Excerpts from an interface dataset
*****

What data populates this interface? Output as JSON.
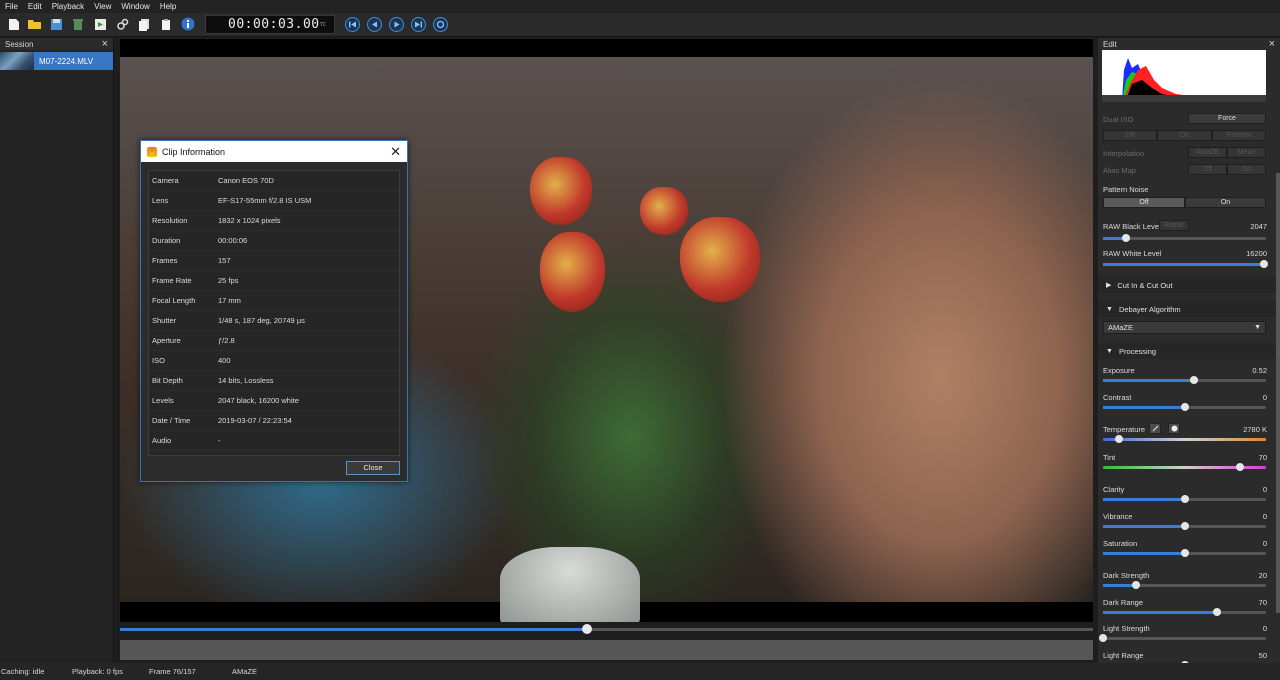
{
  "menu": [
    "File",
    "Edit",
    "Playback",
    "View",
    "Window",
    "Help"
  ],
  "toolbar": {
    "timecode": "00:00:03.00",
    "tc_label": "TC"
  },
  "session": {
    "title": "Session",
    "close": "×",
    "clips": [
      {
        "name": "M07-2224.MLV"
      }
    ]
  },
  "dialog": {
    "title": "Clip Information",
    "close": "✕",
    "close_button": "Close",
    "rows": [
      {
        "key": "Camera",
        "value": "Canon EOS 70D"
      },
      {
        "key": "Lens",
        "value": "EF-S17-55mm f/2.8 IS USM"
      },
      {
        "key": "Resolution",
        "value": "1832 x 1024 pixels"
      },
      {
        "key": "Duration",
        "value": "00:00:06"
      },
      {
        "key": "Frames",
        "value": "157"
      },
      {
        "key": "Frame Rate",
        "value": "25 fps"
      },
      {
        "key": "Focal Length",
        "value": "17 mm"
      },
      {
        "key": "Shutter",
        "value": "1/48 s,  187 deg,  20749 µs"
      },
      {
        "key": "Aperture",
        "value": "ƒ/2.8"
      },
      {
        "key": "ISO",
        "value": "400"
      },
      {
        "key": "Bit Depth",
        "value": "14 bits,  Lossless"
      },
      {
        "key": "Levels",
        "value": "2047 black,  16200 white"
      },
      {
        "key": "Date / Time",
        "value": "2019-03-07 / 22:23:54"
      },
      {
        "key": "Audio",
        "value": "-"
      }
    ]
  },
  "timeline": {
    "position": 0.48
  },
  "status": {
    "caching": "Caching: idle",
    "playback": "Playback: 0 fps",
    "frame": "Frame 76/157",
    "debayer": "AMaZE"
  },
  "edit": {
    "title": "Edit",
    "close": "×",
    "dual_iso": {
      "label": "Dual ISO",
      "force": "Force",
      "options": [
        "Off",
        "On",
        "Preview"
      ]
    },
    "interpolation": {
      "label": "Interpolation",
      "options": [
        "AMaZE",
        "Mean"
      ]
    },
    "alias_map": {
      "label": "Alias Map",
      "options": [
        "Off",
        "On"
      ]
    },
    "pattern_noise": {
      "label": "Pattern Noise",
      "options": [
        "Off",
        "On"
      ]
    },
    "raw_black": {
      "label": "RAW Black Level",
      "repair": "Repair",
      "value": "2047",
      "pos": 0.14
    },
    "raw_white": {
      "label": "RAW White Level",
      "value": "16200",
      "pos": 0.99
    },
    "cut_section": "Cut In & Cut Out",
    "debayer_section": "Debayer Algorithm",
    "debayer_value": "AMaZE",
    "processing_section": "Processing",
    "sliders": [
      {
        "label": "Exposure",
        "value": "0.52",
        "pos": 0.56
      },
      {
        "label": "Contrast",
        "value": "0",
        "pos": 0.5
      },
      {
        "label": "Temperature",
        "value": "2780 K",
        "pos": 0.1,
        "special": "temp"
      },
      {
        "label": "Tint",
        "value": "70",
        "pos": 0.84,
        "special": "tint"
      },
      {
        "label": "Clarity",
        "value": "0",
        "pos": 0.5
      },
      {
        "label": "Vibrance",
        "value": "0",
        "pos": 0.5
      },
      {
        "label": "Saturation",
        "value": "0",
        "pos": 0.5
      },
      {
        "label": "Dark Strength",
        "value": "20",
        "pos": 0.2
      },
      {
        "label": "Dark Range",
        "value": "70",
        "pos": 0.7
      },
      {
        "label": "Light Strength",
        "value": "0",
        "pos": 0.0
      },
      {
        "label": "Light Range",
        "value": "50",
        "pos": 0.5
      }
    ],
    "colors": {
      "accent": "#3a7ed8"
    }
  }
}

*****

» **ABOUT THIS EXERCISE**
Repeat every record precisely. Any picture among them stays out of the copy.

» **ANSWER FOR THIS EXERCISE**
What data populates this interface? Output as JSON.
{
  "menu": [
    "File",
    "Edit",
    "Playback",
    "View",
    "Window",
    "Help"
  ],
  "toolbar": {
    "timecode": "00:00:03.00",
    "tc_label": "TC"
  },
  "session": {
    "title": "Session",
    "close": "×",
    "clips": [
      {
        "name": "M07-2224.MLV"
      }
    ]
  },
  "dialog": {
    "title": "Clip Information",
    "close": "✕",
    "close_button": "Close",
    "rows": [
      {
        "key": "Camera",
        "value": "Canon EOS 70D"
      },
      {
        "key": "Lens",
        "value": "EF-S17-55mm f/2.8 IS USM"
      },
      {
        "key": "Resolution",
        "value": "1832 x 1024 pixels"
      },
      {
        "key": "Duration",
        "value": "00:00:06"
      },
      {
        "key": "Frames",
        "value": "157"
      },
      {
        "key": "Frame Rate",
        "value": "25 fps"
      },
      {
        "key": "Focal Length",
        "value": "17 mm"
      },
      {
        "key": "Shutter",
        "value": "1/48 s,  187 deg,  20749 µs"
      },
      {
        "key": "Aperture",
        "value": "ƒ/2.8"
      },
      {
        "key": "ISO",
        "value": "400"
      },
      {
        "key": "Bit Depth",
        "value": "14 bits,  Lossless"
      },
      {
        "key": "Levels",
        "value": "2047 black,  16200 white"
      },
      {
        "key": "Date / Time",
        "value": "2019-03-07 / 22:23:54"
      },
      {
        "key": "Audio",
        "value": "-"
      }
    ]
  },
  "timeline": {
    "position": 0.48
  },
  "status": {
    "caching": "Caching: idle",
    "playback": "Playback: 0 fps",
    "frame": "Frame 76/157",
    "debayer": "AMaZE"
  },
  "edit": {
    "title": "Edit",
    "close": "×",
    "dual_iso": {
      "label": "Dual ISO",
      "force": "Force",
      "options": [
        "Off",
        "On",
        "Preview"
      ]
    },
    "interpolation": {
      "label": "Interpolation",
      "options": [
        "AMaZE",
        "Mean"
      ]
    },
    "alias_map": {
      "label": "Alias Map",
      "options": [
        "Off",
        "On"
      ]
    },
    "pattern_noise": {
      "label": "Pattern Noise",
      "options": [
        "Off",
        "On"
      ]
    },
    "raw_black": {
      "label": "RAW Black Level",
      "repair": "Repair",
      "value": "2047",
      "pos": 0.14
    },
    "raw_white": {
      "label": "RAW White Level",
      "value": "16200",
      "pos": 0.99
    },
    "cut_section": "Cut In & Cut Out",
    "debayer_section": "Debayer Algorithm",
    "debayer_value": "AMaZE",
    "processing_section": "Processing",
    "sliders": [
      {
        "label": "Exposure",
        "value": "0.52",
        "pos": 0.56
      },
      {
        "label": "Contrast",
        "value": "0",
        "pos": 0.5
      },
      {
        "label": "Temperature",
        "value": "2780 K",
        "pos": 0.1,
        "special": "temp"
      },
      {
        "label": "Tint",
        "value": "70",
        "pos": 0.84,
        "special": "tint"
      },
      {
        "label": "Clarity",
        "value": "0",
        "pos": 0.5
      },
      {
        "label": "Vibrance",
        "value": "0",
        "pos": 0.5
      },
      {
        "label": "Saturation",
        "value": "0",
        "pos": 0.5
      },
      {
        "label": "Dark Strength",
        "value": "20",
        "pos": 0.2
      },
      {
        "label": "Dark Range",
        "value": "70",
        "pos": 0.7
      },
      {
        "label": "Light Strength",
        "value": "0",
        "pos": 0.0
      },
      {
        "label": "Light Range",
        "value": "50",
        "pos": 0.5
      }
    ],
    "colors": {
      "accent": "#3a7ed8"
    }
  }
}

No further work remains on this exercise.